What is needed: Your reply should contain every record, restated word for word.

Exercise materials:
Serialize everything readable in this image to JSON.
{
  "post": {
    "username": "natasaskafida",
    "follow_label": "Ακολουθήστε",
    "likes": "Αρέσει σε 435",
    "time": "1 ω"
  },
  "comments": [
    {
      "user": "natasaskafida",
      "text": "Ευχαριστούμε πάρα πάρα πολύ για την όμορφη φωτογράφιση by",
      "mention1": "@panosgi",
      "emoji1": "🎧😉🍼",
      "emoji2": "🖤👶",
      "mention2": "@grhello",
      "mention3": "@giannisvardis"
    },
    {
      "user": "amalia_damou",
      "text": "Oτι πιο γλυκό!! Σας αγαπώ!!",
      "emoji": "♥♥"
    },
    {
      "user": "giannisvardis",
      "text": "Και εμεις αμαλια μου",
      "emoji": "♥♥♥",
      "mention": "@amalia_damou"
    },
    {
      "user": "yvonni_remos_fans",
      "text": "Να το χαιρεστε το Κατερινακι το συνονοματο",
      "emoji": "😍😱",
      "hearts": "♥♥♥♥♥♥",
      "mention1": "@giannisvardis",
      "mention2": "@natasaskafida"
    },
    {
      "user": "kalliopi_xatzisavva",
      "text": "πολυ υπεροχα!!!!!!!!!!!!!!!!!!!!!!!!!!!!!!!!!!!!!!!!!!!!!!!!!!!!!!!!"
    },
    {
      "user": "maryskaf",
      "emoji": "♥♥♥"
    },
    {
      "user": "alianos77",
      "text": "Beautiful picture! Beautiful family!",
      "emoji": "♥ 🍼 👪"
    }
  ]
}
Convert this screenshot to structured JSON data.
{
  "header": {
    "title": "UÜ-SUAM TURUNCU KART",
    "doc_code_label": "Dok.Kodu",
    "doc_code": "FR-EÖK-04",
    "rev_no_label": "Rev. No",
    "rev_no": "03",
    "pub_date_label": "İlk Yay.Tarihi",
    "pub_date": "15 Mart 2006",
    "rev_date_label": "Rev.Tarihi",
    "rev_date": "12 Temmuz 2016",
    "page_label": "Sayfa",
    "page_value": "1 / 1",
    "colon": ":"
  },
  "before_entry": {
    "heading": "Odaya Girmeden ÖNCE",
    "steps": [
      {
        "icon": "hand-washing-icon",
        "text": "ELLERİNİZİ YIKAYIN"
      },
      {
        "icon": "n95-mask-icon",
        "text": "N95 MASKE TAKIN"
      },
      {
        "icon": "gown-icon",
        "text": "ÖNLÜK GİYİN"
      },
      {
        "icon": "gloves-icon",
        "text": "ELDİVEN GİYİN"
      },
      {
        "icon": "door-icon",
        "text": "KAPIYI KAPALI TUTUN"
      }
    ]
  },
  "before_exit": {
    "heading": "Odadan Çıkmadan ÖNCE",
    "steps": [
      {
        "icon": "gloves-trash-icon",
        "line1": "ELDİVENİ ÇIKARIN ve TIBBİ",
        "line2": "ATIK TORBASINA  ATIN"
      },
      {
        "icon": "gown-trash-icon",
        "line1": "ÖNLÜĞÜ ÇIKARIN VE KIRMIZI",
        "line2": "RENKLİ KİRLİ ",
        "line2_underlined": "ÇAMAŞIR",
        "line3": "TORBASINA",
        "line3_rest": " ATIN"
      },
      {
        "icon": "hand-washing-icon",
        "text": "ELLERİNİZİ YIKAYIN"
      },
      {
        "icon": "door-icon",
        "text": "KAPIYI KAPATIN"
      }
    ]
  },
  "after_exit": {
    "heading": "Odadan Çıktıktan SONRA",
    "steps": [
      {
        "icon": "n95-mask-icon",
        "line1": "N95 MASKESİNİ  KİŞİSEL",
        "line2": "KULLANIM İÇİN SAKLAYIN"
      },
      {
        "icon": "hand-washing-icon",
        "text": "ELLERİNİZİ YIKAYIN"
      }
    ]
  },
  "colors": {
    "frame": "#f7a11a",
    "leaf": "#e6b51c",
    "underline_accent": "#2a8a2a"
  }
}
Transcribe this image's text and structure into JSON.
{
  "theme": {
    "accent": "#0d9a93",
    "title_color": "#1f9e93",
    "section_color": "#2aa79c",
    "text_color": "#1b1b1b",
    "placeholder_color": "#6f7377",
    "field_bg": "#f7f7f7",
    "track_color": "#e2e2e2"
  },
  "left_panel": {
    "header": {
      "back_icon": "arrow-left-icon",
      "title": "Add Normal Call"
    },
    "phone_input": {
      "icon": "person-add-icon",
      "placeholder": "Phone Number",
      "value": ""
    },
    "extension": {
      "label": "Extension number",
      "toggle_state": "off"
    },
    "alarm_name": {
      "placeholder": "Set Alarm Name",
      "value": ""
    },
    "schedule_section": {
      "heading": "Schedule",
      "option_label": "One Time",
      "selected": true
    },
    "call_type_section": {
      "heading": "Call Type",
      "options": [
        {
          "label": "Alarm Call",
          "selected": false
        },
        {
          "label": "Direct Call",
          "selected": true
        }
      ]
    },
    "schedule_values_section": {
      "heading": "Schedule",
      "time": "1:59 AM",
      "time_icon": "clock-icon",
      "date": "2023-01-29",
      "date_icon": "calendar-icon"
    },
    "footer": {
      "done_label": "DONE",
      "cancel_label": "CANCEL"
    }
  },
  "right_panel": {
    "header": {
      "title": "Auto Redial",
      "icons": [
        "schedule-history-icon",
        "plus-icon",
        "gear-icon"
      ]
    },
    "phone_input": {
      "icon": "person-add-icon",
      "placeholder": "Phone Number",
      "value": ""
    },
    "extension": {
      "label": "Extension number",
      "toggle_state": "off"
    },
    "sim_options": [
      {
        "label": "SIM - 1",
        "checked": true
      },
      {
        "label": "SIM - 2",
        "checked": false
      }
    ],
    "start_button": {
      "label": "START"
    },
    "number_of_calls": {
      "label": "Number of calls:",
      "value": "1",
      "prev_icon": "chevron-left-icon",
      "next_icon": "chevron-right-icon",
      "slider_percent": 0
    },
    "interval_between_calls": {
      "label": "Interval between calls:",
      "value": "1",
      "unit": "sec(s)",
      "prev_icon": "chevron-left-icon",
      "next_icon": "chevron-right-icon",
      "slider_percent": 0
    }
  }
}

Reply:
Serialize everything readable in this image to JSON.
{
  "post": {
    "username": "natasaskafida",
    "follow_label": "Ακολουθήστε",
    "likes": "Αρέσει σε 435",
    "time": "1 ω"
  },
  "comments": [
    {
      "user": "natasaskafida",
      "text": "Ευχαριστούμε πάρα πάρα πολύ για την όμορφη φωτογράφιση by",
      "mention1": "@panosgi",
      "emoji1": "🎧😉🍼",
      "emoji2": "🖤👶",
      "mention2": "@grhello",
      "mention3": "@giannisvardis"
    },
    {
      "user": "amalia_damou",
      "text": "Oτι πιο γλυκό!! Σας αγαπώ!!",
      "emoji": "♥♥"
    },
    {
      "user": "giannisvardis",
      "text": "Και εμεις αμαλια μου",
      "emoji": "♥♥♥",
      "mention": "@amalia_damou"
    },
    {
      "user": "yvonni_remos_fans",
      "text": "Να το χαιρεστε το Κατερινακι το συνονοματο",
      "emoji": "😍😱",
      "hearts": "♥♥♥♥♥♥",
      "mention1": "@giannisvardis",
      "mention2": "@natasaskafida"
    },
    {
      "user": "kalliopi_xatzisavva",
      "text": "πολυ υπεροχα!!!!!!!!!!!!!!!!!!!!!!!!!!!!!!!!!!!!!!!!!!!!!!!!!!!!!!!!"
    },
    {
      "user": "maryskaf",
      "emoji": "♥♥♥"
    },
    {
      "user": "alianos77",
      "text": "Beautiful picture! Beautiful family!",
      "emoji": "♥ 🍼 👪"
    }
  ]
}
Convert this screenshot to structured JSON data.
{
  "header": {
    "title": "UÜ-SUAM TURUNCU KART",
    "doc_code_label": "Dok.Kodu",
    "doc_code": "FR-EÖK-04",
    "rev_no_label": "Rev. No",
    "rev_no": "03",
    "pub_date_label": "İlk Yay.Tarihi",
    "pub_date": "15 Mart 2006",
    "rev_date_label": "Rev.Tarihi",
    "rev_date": "12 Temmuz 2016",
    "page_label": "Sayfa",
    "page_value": "1 / 1",
    "colon": ":"
  },
  "before_entry": {
    "heading": "Odaya Girmeden ÖNCE",
    "steps": [
      {
        "icon": "hand-washing-icon",
        "text": "ELLERİNİZİ YIKAYIN"
      },
      {
        "icon": "n95-mask-icon",
        "text": "N95 MASKE TAKIN"
      },
      {
        "icon": "gown-icon",
        "text": "ÖNLÜK GİYİN"
      },
      {
        "icon": "gloves-icon",
        "text": "ELDİVEN GİYİN"
      },
      {
        "icon": "door-icon",
        "text": "KAPIYI KAPALI TUTUN"
      }
    ]
  },
  "before_exit": {
    "heading": "Odadan Çıkmadan ÖNCE",
    "steps": [
      {
        "icon": "gloves-trash-icon",
        "line1": "ELDİVENİ ÇIKARIN ve TIBBİ",
        "line2": "ATIK TORBASINA  ATIN"
      },
      {
        "icon": "gown-trash-icon",
        "line1": "ÖNLÜĞÜ ÇIKARIN VE KIRMIZI",
        "line2": "RENKLİ KİRLİ ",
        "line2_underlined": "ÇAMAŞIR",
        "line3": "TORBASINA",
        "line3_rest": " ATIN"
      },
      {
        "icon": "hand-washing-icon",
        "text": "ELLERİNİZİ YIKAYIN"
      },
      {
        "icon": "door-icon",
        "text": "KAPIYI KAPATIN"
      }
    ]
  },
  "after_exit": {
    "heading": "Odadan Çıktıktan SONRA",
    "steps": [
      {
        "icon": "n95-mask-icon",
        "line1": "N95 MASKESİNİ  KİŞİSEL",
        "line2": "KULLANIM İÇİN SAKLAYIN"
      },
      {
        "icon": "hand-washing-icon",
        "text": "ELLERİNİZİ YIKAYIN"
      }
    ]
  },
  "colors": {
    "frame": "#f7a11a",
    "leaf": "#e6b51c",
    "underline_accent": "#2a8a2a"
  }
}
Transcribe this image's text and structure into JSON.
{
  "theme": {
    "accent": "#0d9a93",
    "title_color": "#1f9e93",
    "section_color": "#2aa79c",
    "text_color": "#1b1b1b",
    "placeholder_color": "#6f7377",
    "field_bg": "#f7f7f7",
    "track_color": "#e2e2e2"
  },
  "left_panel": {
    "header": {
      "back_icon": "arrow-left-icon",
      "title": "Add Normal Call"
    },
    "phone_input": {
      "icon": "person-add-icon",
      "placeholder": "Phone Number",
      "value": ""
    },
    "extension": {
      "label": "Extension number",
      "toggle_state": "off"
    },
    "alarm_name": {
      "placeholder": "Set Alarm Name",
      "value": ""
    },
    "schedule_section": {
      "heading": "Schedule",
      "option_label": "One Time",
      "selected": true
    },
    "call_type_section": {
      "heading": "Call Type",
      "options": [
        {
          "label": "Alarm Call",
          "selected": false
        },
        {
          "label": "Direct Call",
          "selected": true
        }
      ]
    },
    "schedule_values_section": {
      "heading": "Schedule",
      "time": "1:59 AM",
      "time_icon": "clock-icon",
      "date": "2023-01-29",
      "date_icon": "calendar-icon"
    },
    "footer": {
      "done_label": "DONE",
      "cancel_label": "CANCEL"
    }
  },
  "right_panel": {
    "header": {
      "title": "Auto Redial",
      "icons": [
        "schedule-history-icon",
        "plus-icon",
        "gear-icon"
      ]
    },
    "phone_input": {
      "icon": "person-add-icon",
      "placeholder": "Phone Number",
      "value": ""
    },
    "extension": {
      "label": "Extension number",
      "toggle_state": "off"
    },
    "sim_options": [
      {
        "label": "SIM - 1",
        "checked": true
      },
      {
        "label": "SIM - 2",
        "checked": false
      }
    ],
    "start_button": {
      "label": "START"
    },
    "number_of_calls": {
      "label": "Number of calls:",
      "value": "1",
      "prev_icon": "chevron-left-icon",
      "next_icon": "chevron-right-icon",
      "slider_percent": 0
    },
    "interval_between_calls": {
      "label": "Interval between calls:",
      "value": "1",
      "unit": "sec(s)",
      "prev_icon": "chevron-left-icon",
      "next_icon": "chevron-right-icon",
      "slider_percent": 0
    }
  }
}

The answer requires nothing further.